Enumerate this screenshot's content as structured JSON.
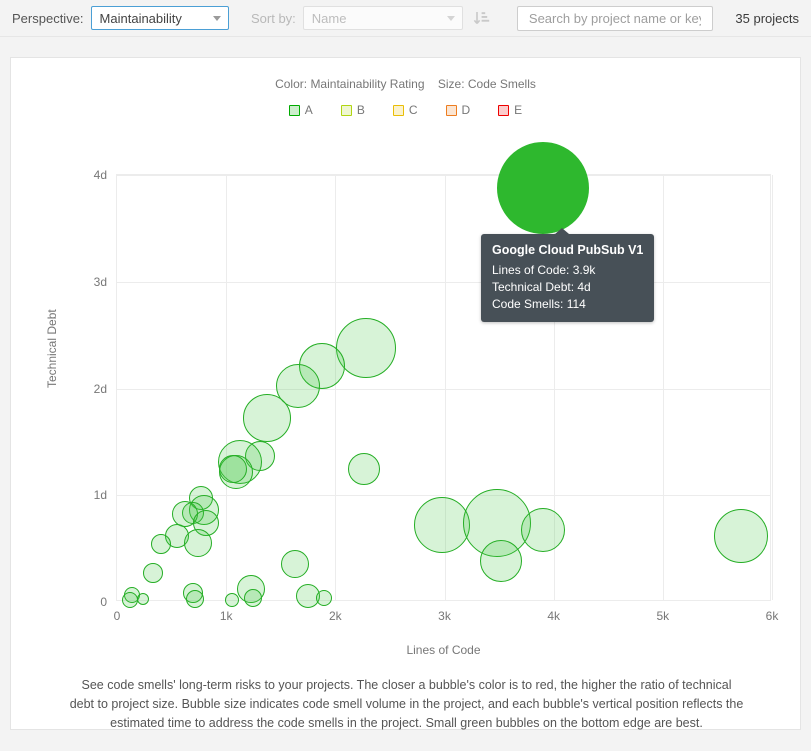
{
  "toolbar": {
    "perspective_label": "Perspective:",
    "perspective_value": "Maintainability",
    "sort_label": "Sort by:",
    "sort_value": "Name",
    "sort_direction_icon": "sort-descending-icon",
    "search_placeholder": "Search by project name or key",
    "search_value": "",
    "project_count": "35 projects"
  },
  "chart_header": {
    "color_legend": "Color: Maintainability Rating",
    "size_legend": "Size: Code Smells"
  },
  "legend": [
    {
      "label": "A",
      "color": "#00aa00"
    },
    {
      "label": "B",
      "color": "#b0d513"
    },
    {
      "label": "C",
      "color": "#eabe06"
    },
    {
      "label": "D",
      "color": "#ed7d20"
    },
    {
      "label": "E",
      "color": "#ee0000"
    }
  ],
  "tooltip": {
    "title": "Google Cloud PubSub V1",
    "line1": "Lines of Code: 3.9k",
    "line2": "Technical Debt: 4d",
    "line3": "Code Smells: 114"
  },
  "footer_note": "See code smells' long-term risks to your projects. The closer a bubble's color is to red, the higher the ratio of technical debt to project size. Bubble size indicates code smell volume in the project, and each bubble's vertical position reflects the estimated time to address the code smells in the project. Small green bubbles on the bottom edge are best.",
  "chart_data": {
    "type": "scatter",
    "title": "",
    "xlabel": "Lines of Code",
    "ylabel": "Technical Debt",
    "xticks": [
      "0",
      "1k",
      "2k",
      "3k",
      "4k",
      "5k",
      "6k"
    ],
    "xtick_values": [
      0,
      1000,
      2000,
      3000,
      4000,
      5000,
      6000
    ],
    "yticks": [
      "0",
      "1d",
      "2d",
      "3d",
      "4d"
    ],
    "ytick_values": [
      0,
      1,
      2,
      3,
      4
    ],
    "xlim": [
      0,
      6000
    ],
    "ylim": [
      0,
      4
    ],
    "grid": true,
    "legend_position": "top",
    "size_metric": "Code Smells",
    "color_metric": "Maintainability Rating",
    "points": [
      {
        "x": 3900,
        "y": 3.88,
        "r": 46,
        "rating": "A",
        "active": true,
        "name": "Google Cloud PubSub V1",
        "lines_of_code": "3.9k",
        "technical_debt": "4d",
        "code_smells": 114
      },
      {
        "x": 2280,
        "y": 2.38,
        "r": 30,
        "rating": "A"
      },
      {
        "x": 1880,
        "y": 2.21,
        "r": 23,
        "rating": "A"
      },
      {
        "x": 1660,
        "y": 2.02,
        "r": 22,
        "rating": "A"
      },
      {
        "x": 1375,
        "y": 1.72,
        "r": 24,
        "rating": "A"
      },
      {
        "x": 1310,
        "y": 1.37,
        "r": 15,
        "rating": "A"
      },
      {
        "x": 1130,
        "y": 1.31,
        "r": 22,
        "rating": "A"
      },
      {
        "x": 1090,
        "y": 1.22,
        "r": 17,
        "rating": "A"
      },
      {
        "x": 1060,
        "y": 1.25,
        "r": 14,
        "rating": "A"
      },
      {
        "x": 2260,
        "y": 1.25,
        "r": 16,
        "rating": "A"
      },
      {
        "x": 770,
        "y": 0.97,
        "r": 12,
        "rating": "A"
      },
      {
        "x": 800,
        "y": 0.86,
        "r": 15,
        "rating": "A"
      },
      {
        "x": 700,
        "y": 0.83,
        "r": 11,
        "rating": "A"
      },
      {
        "x": 620,
        "y": 0.82,
        "r": 13,
        "rating": "A"
      },
      {
        "x": 815,
        "y": 0.74,
        "r": 13,
        "rating": "A"
      },
      {
        "x": 550,
        "y": 0.62,
        "r": 12,
        "rating": "A"
      },
      {
        "x": 740,
        "y": 0.55,
        "r": 14,
        "rating": "A"
      },
      {
        "x": 400,
        "y": 0.54,
        "r": 10,
        "rating": "A"
      },
      {
        "x": 2980,
        "y": 0.72,
        "r": 28,
        "rating": "A"
      },
      {
        "x": 3480,
        "y": 0.74,
        "r": 34,
        "rating": "A"
      },
      {
        "x": 3900,
        "y": 0.67,
        "r": 22,
        "rating": "A"
      },
      {
        "x": 5720,
        "y": 0.62,
        "r": 27,
        "rating": "A"
      },
      {
        "x": 3520,
        "y": 0.38,
        "r": 21,
        "rating": "A"
      },
      {
        "x": 1630,
        "y": 0.36,
        "r": 14,
        "rating": "A"
      },
      {
        "x": 330,
        "y": 0.27,
        "r": 10,
        "rating": "A"
      },
      {
        "x": 1230,
        "y": 0.12,
        "r": 14,
        "rating": "A"
      },
      {
        "x": 1250,
        "y": 0.04,
        "r": 9,
        "rating": "A"
      },
      {
        "x": 1750,
        "y": 0.06,
        "r": 12,
        "rating": "A"
      },
      {
        "x": 1900,
        "y": 0.04,
        "r": 8,
        "rating": "A"
      },
      {
        "x": 700,
        "y": 0.08,
        "r": 10,
        "rating": "A"
      },
      {
        "x": 710,
        "y": 0.03,
        "r": 9,
        "rating": "A"
      },
      {
        "x": 140,
        "y": 0.07,
        "r": 8,
        "rating": "A"
      },
      {
        "x": 120,
        "y": 0.02,
        "r": 8,
        "rating": "A"
      },
      {
        "x": 240,
        "y": 0.03,
        "r": 6,
        "rating": "A"
      },
      {
        "x": 1050,
        "y": 0.02,
        "r": 7,
        "rating": "A"
      }
    ]
  }
}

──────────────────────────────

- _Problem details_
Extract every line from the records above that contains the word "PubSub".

- _Result for this task_
    "title": "Google Cloud PubSub V1",
        "name": "Google Cloud PubSub V1",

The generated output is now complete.